Work order:
Skip the images and print the listing exactly.

Record extracts:

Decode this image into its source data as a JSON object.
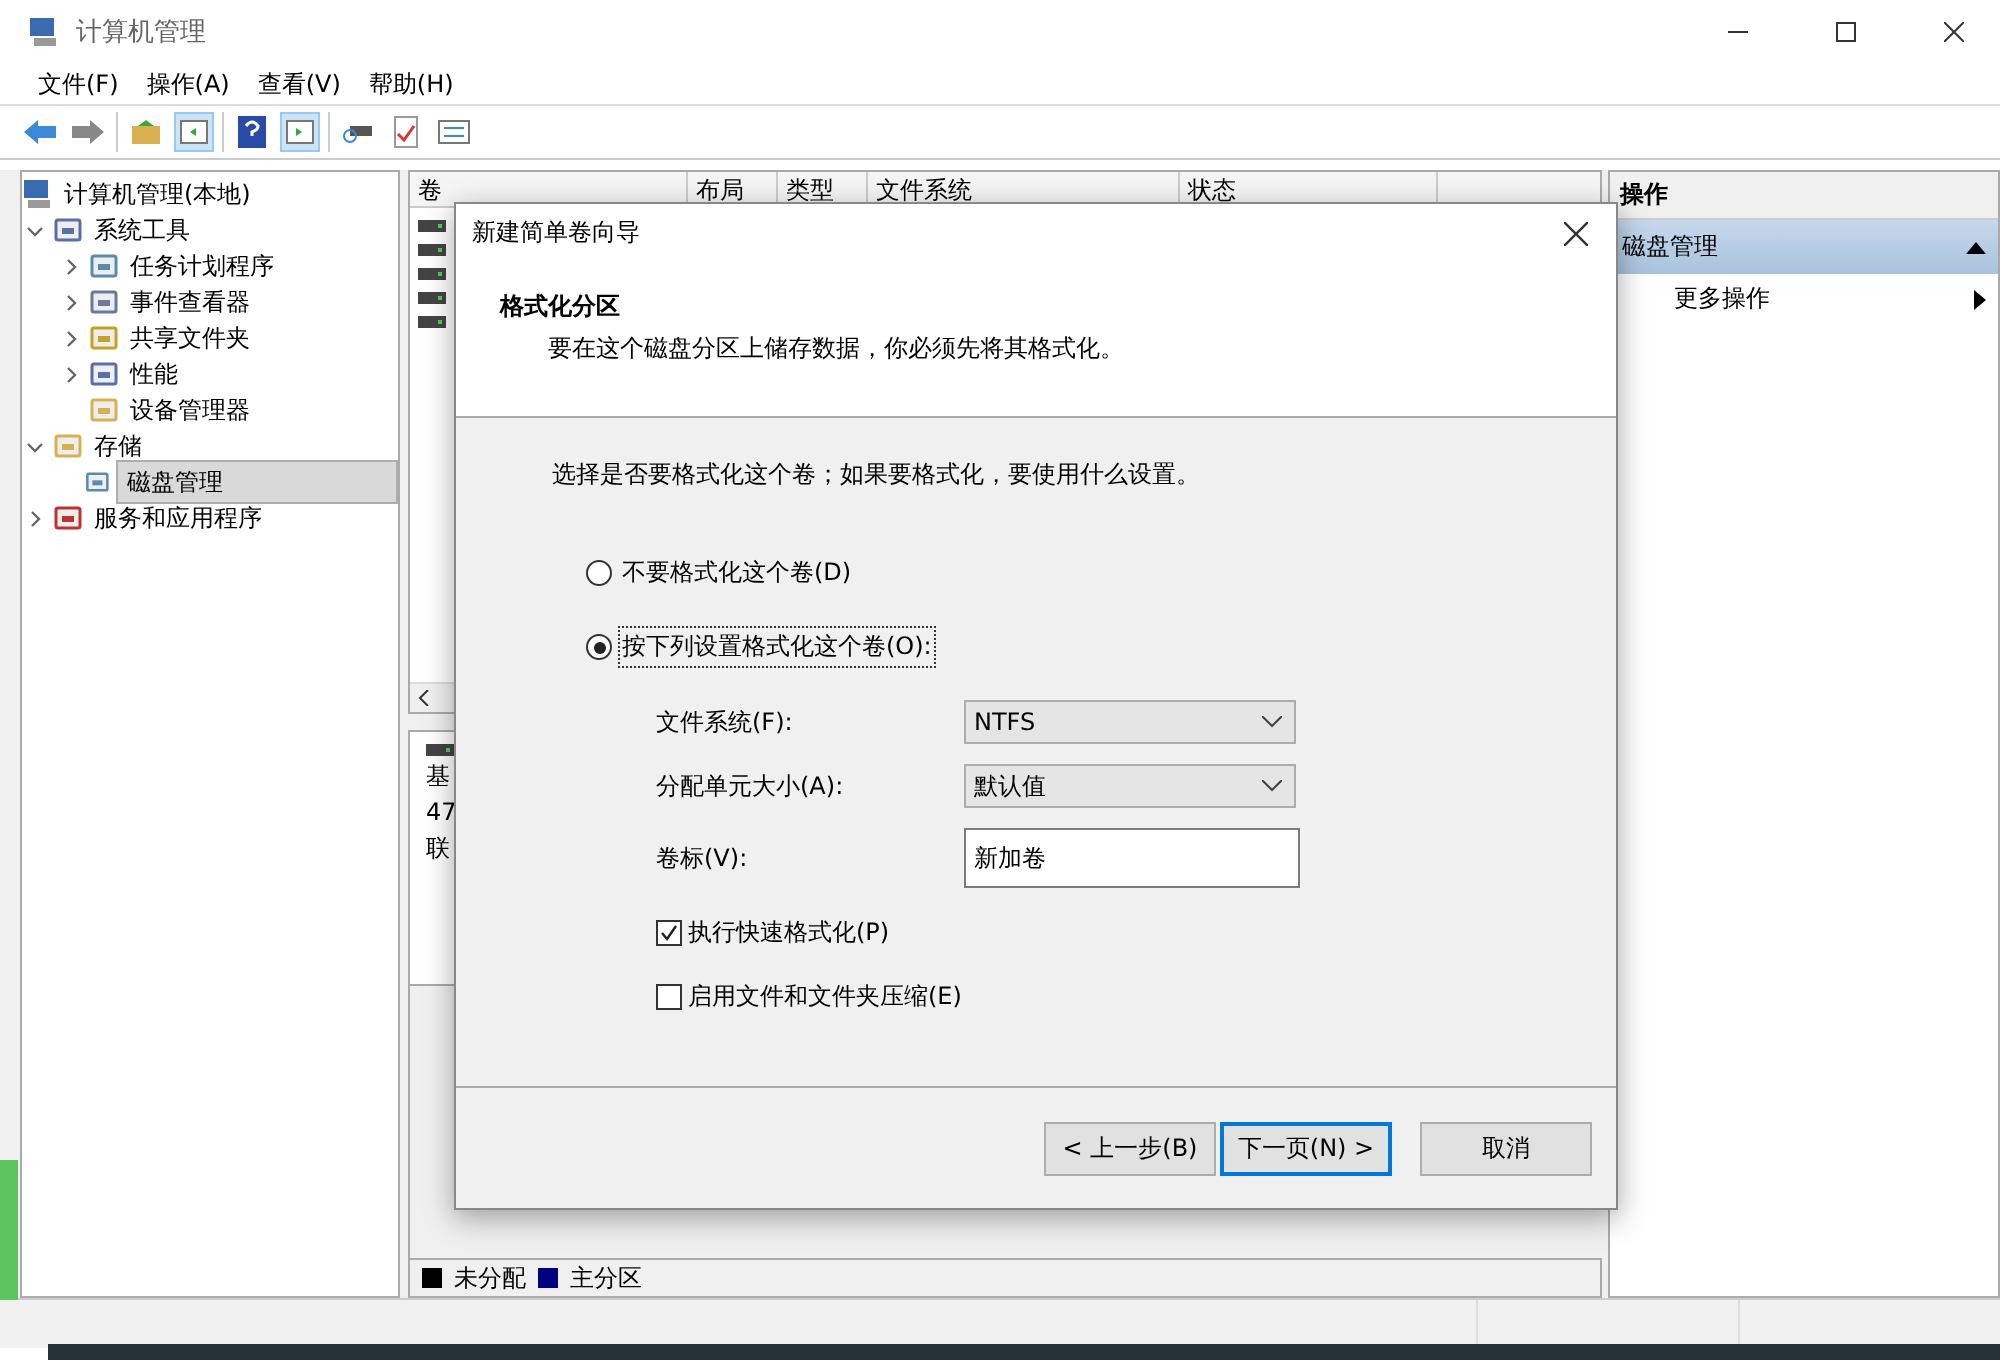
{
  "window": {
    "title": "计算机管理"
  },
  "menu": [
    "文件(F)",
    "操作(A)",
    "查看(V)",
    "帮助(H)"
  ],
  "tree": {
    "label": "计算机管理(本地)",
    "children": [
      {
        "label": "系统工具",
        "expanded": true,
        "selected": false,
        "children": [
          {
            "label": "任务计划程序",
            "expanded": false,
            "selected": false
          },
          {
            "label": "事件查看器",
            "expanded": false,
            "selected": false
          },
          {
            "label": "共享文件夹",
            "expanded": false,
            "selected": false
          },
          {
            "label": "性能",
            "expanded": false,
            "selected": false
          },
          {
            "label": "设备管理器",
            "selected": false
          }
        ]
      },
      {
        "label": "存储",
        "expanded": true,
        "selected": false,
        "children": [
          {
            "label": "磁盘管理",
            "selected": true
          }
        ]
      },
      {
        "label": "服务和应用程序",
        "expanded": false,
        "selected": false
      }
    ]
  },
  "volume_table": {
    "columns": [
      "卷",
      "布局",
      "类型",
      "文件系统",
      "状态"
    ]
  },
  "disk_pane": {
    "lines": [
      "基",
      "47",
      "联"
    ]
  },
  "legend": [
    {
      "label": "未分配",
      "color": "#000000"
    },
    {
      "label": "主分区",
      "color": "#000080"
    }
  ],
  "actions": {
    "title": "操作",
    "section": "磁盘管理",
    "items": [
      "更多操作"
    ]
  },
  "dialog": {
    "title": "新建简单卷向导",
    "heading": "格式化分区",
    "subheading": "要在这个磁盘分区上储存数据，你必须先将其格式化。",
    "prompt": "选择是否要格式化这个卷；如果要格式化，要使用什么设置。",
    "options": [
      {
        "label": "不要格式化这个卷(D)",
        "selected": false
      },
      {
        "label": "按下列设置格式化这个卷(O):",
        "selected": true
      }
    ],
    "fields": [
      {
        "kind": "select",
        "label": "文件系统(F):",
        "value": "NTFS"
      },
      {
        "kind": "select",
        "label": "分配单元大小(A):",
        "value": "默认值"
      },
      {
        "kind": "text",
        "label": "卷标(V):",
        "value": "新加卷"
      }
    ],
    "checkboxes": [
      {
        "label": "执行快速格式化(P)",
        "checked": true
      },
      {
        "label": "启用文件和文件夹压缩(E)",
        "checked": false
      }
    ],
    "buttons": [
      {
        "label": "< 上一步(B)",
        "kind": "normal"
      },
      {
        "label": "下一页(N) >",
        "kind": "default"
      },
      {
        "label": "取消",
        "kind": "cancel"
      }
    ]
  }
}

Task result:
Decode this image into its source data as a JSON object.
{
  "window": {
    "title": "计算机管理"
  },
  "menu": [
    "文件(F)",
    "操作(A)",
    "查看(V)",
    "帮助(H)"
  ],
  "tree": {
    "label": "计算机管理(本地)",
    "children": [
      {
        "label": "系统工具",
        "expanded": true,
        "selected": false,
        "children": [
          {
            "label": "任务计划程序",
            "expanded": false,
            "selected": false
          },
          {
            "label": "事件查看器",
            "expanded": false,
            "selected": false
          },
          {
            "label": "共享文件夹",
            "expanded": false,
            "selected": false
          },
          {
            "label": "性能",
            "expanded": false,
            "selected": false
          },
          {
            "label": "设备管理器",
            "selected": false
          }
        ]
      },
      {
        "label": "存储",
        "expanded": true,
        "selected": false,
        "children": [
          {
            "label": "磁盘管理",
            "selected": true
          }
        ]
      },
      {
        "label": "服务和应用程序",
        "expanded": false,
        "selected": false
      }
    ]
  },
  "volume_table": {
    "columns": [
      "卷",
      "布局",
      "类型",
      "文件系统",
      "状态"
    ]
  },
  "disk_pane": {
    "lines": [
      "基",
      "47",
      "联"
    ]
  },
  "legend": [
    {
      "label": "未分配",
      "color": "#000000"
    },
    {
      "label": "主分区",
      "color": "#000080"
    }
  ],
  "actions": {
    "title": "操作",
    "section": "磁盘管理",
    "items": [
      "更多操作"
    ]
  },
  "dialog": {
    "title": "新建简单卷向导",
    "heading": "格式化分区",
    "subheading": "要在这个磁盘分区上储存数据，你必须先将其格式化。",
    "prompt": "选择是否要格式化这个卷；如果要格式化，要使用什么设置。",
    "options": [
      {
        "label": "不要格式化这个卷(D)",
        "selected": false
      },
      {
        "label": "按下列设置格式化这个卷(O):",
        "selected": true
      }
    ],
    "fields": [
      {
        "kind": "select",
        "label": "文件系统(F):",
        "value": "NTFS"
      },
      {
        "kind": "select",
        "label": "分配单元大小(A):",
        "value": "默认值"
      },
      {
        "kind": "text",
        "label": "卷标(V):",
        "value": "新加卷"
      }
    ],
    "checkboxes": [
      {
        "label": "执行快速格式化(P)",
        "checked": true
      },
      {
        "label": "启用文件和文件夹压缩(E)",
        "checked": false
      }
    ],
    "buttons": [
      {
        "label": "< 上一步(B)",
        "kind": "normal"
      },
      {
        "label": "下一页(N) >",
        "kind": "default"
      },
      {
        "label": "取消",
        "kind": "cancel"
      }
    ]
  }
}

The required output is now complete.